Monday, 20 October 2008

Bibliotherapy: what to read when you're scrimping and saving


Now that an age of austerity has returned, and spendthrift ways must be abandoned, I’ve been re-reading one of my favourite books, a dog-eared second-hand copy of ‘Flowers for Mrs Harris’ by Paul Gallico. It was written in 1957, at a time when post-war hardship was not yet distant history, and tells the story of a widow whose life has been one of endless drudgery.

Mrs Ada Harris lives in a basement flat in Battersea, earning three shillings an hour cleaning for clients in Belgravia: ‘She worked ten hours a day, six days a week, fifty-two weeks in the year.’ After her bills are paid, she hoards the leftover pennies for plants, lovingly tending a window box of geraniums, and occasionally ‘a single hyacinth or tulip, bought from a barrow for a hard-earned shilling.’

One day, in the course of her duties for the fashionable wife of a wealthy industrial baron, Mrs Harris sees two beautiful Dior gowns, and is seized by the desire to own a similar dress. The cost is astronomical -- £450 – and in order to save a sufficient amount from her meagre earnings, she embarks on a lengthy period of self-denial (walking to work instead of taking the bus, mending the holes in her shoes with newspaper), boosted by a modest win on the pools. Finally, after two years, seven months, three weeks and one day, Mrs Harris has scraped together the price of the dress and her airfare to Paris, and sets off for the House of Dior.

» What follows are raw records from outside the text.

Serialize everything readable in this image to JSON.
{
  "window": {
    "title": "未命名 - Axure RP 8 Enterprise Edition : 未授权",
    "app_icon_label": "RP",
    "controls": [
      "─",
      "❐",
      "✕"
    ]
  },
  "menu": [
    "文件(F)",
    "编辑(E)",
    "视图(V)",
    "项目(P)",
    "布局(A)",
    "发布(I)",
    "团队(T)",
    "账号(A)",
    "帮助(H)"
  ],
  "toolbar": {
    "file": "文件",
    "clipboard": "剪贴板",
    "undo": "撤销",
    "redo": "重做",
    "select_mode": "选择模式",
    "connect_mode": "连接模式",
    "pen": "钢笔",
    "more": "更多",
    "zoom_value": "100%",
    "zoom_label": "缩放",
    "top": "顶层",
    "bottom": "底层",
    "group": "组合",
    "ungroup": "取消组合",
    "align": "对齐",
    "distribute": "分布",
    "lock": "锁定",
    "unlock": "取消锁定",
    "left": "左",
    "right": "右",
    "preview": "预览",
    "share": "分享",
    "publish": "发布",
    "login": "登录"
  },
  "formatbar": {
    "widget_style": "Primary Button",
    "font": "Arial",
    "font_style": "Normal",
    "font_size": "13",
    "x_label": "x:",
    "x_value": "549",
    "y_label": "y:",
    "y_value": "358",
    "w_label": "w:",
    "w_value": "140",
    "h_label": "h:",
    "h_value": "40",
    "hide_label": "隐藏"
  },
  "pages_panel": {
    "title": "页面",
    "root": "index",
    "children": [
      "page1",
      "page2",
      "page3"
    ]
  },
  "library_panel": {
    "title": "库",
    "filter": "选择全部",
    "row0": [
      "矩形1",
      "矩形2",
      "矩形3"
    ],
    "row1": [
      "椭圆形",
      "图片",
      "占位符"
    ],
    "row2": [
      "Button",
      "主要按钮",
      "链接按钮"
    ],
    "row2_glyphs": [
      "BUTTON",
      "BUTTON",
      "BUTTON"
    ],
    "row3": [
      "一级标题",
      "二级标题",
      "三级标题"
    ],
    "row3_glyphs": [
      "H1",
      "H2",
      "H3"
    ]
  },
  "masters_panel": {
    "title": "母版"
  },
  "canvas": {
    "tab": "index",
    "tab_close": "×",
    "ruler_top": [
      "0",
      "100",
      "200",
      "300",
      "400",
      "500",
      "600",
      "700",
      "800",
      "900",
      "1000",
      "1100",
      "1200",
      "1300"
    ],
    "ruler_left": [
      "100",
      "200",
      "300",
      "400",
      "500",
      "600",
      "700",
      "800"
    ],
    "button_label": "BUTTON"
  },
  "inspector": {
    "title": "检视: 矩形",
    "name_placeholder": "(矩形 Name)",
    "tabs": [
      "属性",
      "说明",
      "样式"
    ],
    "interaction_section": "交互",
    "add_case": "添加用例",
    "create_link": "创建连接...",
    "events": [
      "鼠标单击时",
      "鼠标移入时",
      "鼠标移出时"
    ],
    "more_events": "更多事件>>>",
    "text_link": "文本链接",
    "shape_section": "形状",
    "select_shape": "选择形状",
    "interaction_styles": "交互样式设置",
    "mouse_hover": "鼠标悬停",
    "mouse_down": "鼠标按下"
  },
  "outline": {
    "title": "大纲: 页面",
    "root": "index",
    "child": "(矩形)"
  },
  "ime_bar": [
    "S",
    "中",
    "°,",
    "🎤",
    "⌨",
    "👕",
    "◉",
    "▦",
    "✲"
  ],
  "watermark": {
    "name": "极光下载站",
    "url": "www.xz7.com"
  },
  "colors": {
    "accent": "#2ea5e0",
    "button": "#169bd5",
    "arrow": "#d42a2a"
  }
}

Her journey involves several mishaps, but Mrs Harris prevails, and at last takes possession of her heart’s desire: a Dior dress with the apt label of ‘Temptation’, a creation of ‘wondrous, frothy foam of seashell pink, sea-cream and pearl white’. Back in London, however, it catches fire and is ruined on its first outing, after the charlady lends it to a selfish young actress. Grief-stricken, Mrs Harris weeps for the loss of the dress and her dreams, but finding solace in the flowers sent by new-found comrades in Paris, she – like the reader – is reminded of the pleasure and treasure of friendship, humanity’s saving grace when material assets go up in smoke.

9 comments:

oxford-reader said...

Thanks Justine! That's almost as good advice as 'what to read when you've just resigned cos you hate your job and to hell with the credit crunch'.
I've never read the book, but the film with Angela Lansbury makes me cry every time. Sadly, because I'm scrimping and saving, I can't read this, as I don't have a copy, but at least I know what to ask my sisters for for Christmas now!

Kerry said...

I found a hardcover copy of the same edition (or at least same dust jacket) at a book sale earlier this month for $2. I bought it just because the cover was so pretty. I'd read one of your previous endorsements of the novel, but didn't make the connection between my new book and the one you'd mentioned until later. What a great surprise! And the book was wonderful.

Justine Picardie said...

Kerry -- you found yourself a bargain with that edition; if it's the first edition, it'll be quite valuable.
Oxford-reader -- you need (and deserve) an equally lucky find. And good luck with the job hunting...

a Cupcake near you! said...

My goodness, you get a lot of comments! I have just stumbled on your book and now your blog -- here's a link to a quick advance piece re: Daphne. I can't wait to meet her through your eyes. Meanwhile:

http://talkingcupcakes.blogspot.com/

Best wishes from this side of the Atlantic, where we're thinking scrimping is going to come in handy.

Edie Powell

Justine Picardie said...

Welcome to the blog -- I am a big fan of cup cakes; indeed, was baking some at the weekend. Hope you enjoy Daphne.

oxford-reader said...

Thanks Justine. It's complicated, as I'm only giving up a portion of my work (I have two jobs), but at least have more time for reading now!

Justine Picardie said...

One job is probably better than two; and it will also give you time for writing, as well as reading.

Lou said...

I have just bought your book DAPHNE.Do you think I should reread REBECCA first,Justine?(To get the most out of your book)I remember reading Rebecca as a teenager but that's a long time ago!(I'm a big fan of yours from Melbourne, Australia)

Justine Picardie said...

Lou -- I don't think you need to re-read Rebecca before 'Daphne'. It's such an archetypal story -- second wife haunted by first wife, like Jane Eyre -- and I know lots of readers have enjoyed 'Daphne' without ever having read du Maurier, or the Brontes. Thanks so much for your comment, and I hope you like the book, as well as the blog!